Zarif was a student in the U.S. when this story broke. It was known as the Iran-Contra scandal because the profits of the arms sale to Iran went to fund the Nicaraguan rebels known as the Contras.

Zarif in his op-ed uses the history of the Iran-Iraq war to justify what he calls the development of his country's "indigenous defense capabilities." But this is misleading, because Iran keeps testing ballistic missiles, which can deliver a nuclear warhead. They are not a defensive weapon like the missiles the U.S. sold Iran through the Israelis.

Speaking of Israel, the Jewish state is particularly concerned about Iran's ballistic missiles because some of them were inscribed with Hebrew words promising to wipe Israel off the earth. That doesn't sound very defensive, does it?

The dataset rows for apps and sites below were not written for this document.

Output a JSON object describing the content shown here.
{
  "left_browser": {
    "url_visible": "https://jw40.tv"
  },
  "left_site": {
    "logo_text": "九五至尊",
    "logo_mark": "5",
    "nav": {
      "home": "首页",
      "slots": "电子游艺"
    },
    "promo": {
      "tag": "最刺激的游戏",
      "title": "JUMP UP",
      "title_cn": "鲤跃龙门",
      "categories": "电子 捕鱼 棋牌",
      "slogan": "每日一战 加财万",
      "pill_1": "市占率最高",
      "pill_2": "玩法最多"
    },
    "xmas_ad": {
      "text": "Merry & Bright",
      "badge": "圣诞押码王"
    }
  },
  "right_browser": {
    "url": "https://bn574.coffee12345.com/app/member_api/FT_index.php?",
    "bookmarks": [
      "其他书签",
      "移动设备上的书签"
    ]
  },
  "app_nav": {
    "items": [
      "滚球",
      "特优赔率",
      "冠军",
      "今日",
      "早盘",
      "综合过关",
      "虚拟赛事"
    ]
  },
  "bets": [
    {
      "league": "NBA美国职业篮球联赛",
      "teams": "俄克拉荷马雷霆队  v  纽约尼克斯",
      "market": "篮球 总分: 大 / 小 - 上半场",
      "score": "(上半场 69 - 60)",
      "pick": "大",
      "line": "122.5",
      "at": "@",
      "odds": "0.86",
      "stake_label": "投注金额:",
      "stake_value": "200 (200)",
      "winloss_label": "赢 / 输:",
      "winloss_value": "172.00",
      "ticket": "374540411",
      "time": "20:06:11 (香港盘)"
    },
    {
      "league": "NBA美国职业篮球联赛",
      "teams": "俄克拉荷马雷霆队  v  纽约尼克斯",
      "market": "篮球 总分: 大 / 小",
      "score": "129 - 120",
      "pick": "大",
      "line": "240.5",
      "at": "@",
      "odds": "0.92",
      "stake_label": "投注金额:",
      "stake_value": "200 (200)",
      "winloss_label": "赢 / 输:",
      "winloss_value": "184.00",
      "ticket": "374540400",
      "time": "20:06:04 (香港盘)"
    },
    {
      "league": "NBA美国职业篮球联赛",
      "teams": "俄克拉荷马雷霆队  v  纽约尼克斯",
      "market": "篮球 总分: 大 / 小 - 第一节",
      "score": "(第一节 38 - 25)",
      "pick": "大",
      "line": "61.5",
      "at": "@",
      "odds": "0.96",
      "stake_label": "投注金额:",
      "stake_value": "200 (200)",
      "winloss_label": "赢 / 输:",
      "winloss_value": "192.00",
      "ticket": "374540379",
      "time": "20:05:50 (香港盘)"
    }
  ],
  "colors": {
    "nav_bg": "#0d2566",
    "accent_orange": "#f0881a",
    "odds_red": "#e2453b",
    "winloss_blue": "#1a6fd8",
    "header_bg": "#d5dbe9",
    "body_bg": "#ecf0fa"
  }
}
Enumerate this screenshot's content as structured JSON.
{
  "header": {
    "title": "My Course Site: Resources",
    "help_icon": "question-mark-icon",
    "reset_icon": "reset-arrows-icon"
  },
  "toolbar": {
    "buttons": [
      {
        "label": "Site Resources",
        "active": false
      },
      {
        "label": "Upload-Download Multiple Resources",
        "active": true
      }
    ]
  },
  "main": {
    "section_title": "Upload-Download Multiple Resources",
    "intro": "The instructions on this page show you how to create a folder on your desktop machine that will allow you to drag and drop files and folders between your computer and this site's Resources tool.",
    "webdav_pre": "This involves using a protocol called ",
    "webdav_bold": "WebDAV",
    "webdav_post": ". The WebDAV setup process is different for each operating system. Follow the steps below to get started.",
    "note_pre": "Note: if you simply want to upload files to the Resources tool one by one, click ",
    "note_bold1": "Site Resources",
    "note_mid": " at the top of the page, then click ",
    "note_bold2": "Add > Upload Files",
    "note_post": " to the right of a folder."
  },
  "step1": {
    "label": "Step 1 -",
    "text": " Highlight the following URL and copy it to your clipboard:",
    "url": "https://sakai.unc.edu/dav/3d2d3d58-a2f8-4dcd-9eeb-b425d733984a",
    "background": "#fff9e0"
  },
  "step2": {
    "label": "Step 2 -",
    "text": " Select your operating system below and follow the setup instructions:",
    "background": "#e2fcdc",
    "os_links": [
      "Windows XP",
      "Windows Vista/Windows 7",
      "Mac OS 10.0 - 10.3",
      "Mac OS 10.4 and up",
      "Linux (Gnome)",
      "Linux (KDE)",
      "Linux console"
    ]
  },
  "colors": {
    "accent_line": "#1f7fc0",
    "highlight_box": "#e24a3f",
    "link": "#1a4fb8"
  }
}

But this is not even the most galling element of Zarif's op-ed. After rehashing the history of the Iran-Iraq war and complaining about how U.S. presidents for 37 years have stated that "all options are on the table" when it comes to countering Iranian aggression, Zarif writes, "The words 'never again' resonate with Iranians, too."

"Never again" is of course most associated with preventing another Holocaust against the Jews. It is the title of Martin Gilbert's history of that crime. Zarif is the front man of a regime that not only threatens to wipe out the world's only Jewish state, but also actively denies the Holocaust. In June, Iran will host a competition where it will give a $50,000 award to the cartoonist who best mocks the Nazi genocide. An earlier winner of the contest was a cartoon that depicted Hitler and Anne Frank in bed with the fuhrer saying, "Put that in your diary."

This is the Iran that Zarif complains is unfairly demonized in the West. It's enough to make one appreciate the bluntness of Iran's fanatical leaders at home. At least there they say what they actually mean.

This column does not necessarily reflect the opinion of the editorial board or Bloomberg LP and its owners.

To contact the author of this story:
Eli Lake at elake1@bloomberg.net

To contact the editor responsible for this story:
Philip Gray at philipgray@bloomberg.net